Cripple Creek was mentioned in conjunction with Nighthawk again in April of 1898 when it was announced that any new rails from Cripple Creek to Denver would surely pass through Nighthawk. Then in 1899, the Denver, Cripple Creek & Southwestern Railroad purchased right of ways for a “Nighthawk Branch” and began constructing a spur.

By January of 1899, Mrs. J.E. Pitts was running Trumball’s Half Way Restaurant and directing travelers to Nighthawk. Then on January 31, the Symes post office finally changed its name to South Platte. Such small changes were early signs of a developing metropolis, but it was never to be. The last issue of the Mountain Echo was published in February of 1899. By then, ads reading “Come to Nighthawk” almost seemed like pleas. Town promoters switched their ads, asking folks to “buy lots in Nighthawk” to the West Creek Mining News.

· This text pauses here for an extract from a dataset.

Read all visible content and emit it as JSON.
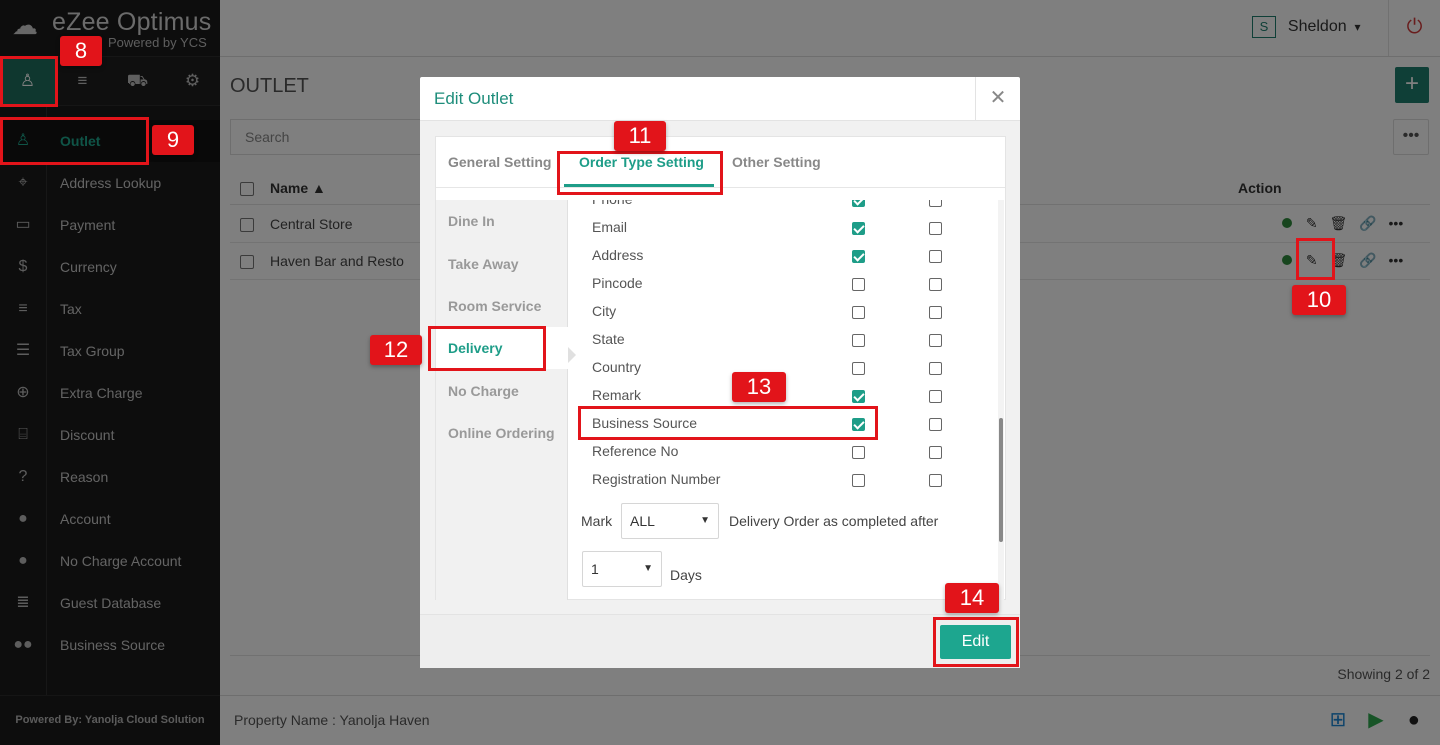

Nighthawk did continue to experience limited success for the next several years. In October 1899 W.H. McMahon opened yet another general merchandise store there, and in 1900 James Kelly was running a huge boarding house on Sugar Creek with 38 lodgers. More communities, such as the resort of Bethesda, popped up near Nighthawk as the Nighthawk Branch of the railroad began service in 1902.

In spite of all efforts to turn Nighthawk into a vacationer’s dream, for some reason the town just failed to catch on. By about 1910 only a few structures were left at Nighthawk. Photographs of the community show two frame structures identified as the post office and a dance hall, with a tent reposing on the site of the Craggie View Hotel. A stable that once serviced the hotel was also still standing. A few broken down cabins and a gabled home are also depicted. By then only a few residents were left, among them mail carrier J.C. MacDonald and sawmill laborer Hugh Kendall. Roughly 70 people were living along Sugar Creek.

Railroad service to Nighthawk ceased in 1916. By 1920 there were only 35 people left at Nighthawk, most of them farmers. Both Nighthawk and Bethesda appeared on 1923 maps, though merely as place names. Only 26 residents lived at Nighthawk in 1930, including school teacher Minnie Norman. The South Platte post office closed September 15, 1937. A year later, the railroad through South Platte ceased operations.

 Soon the remaining cabins in and around Nighthawk became nothing more than summer homes. Today the road through South Platte is a part of the Colorado Trail. At Nighthawk, a few occupied buildings are visible in the trees above the road. Many areas along the river still serve as ideal camping and picnic spots. In their own small way, Nighthawk and South Platte still survive as the resort areas they were meant to be.


While summer homes accommodate part time residents at Nighthawk, almost all of the original buildings are now gone. One exception is the schoolhouse which is now a private home. Only an interpretive sign at the townsite informs travelers as to what was once there.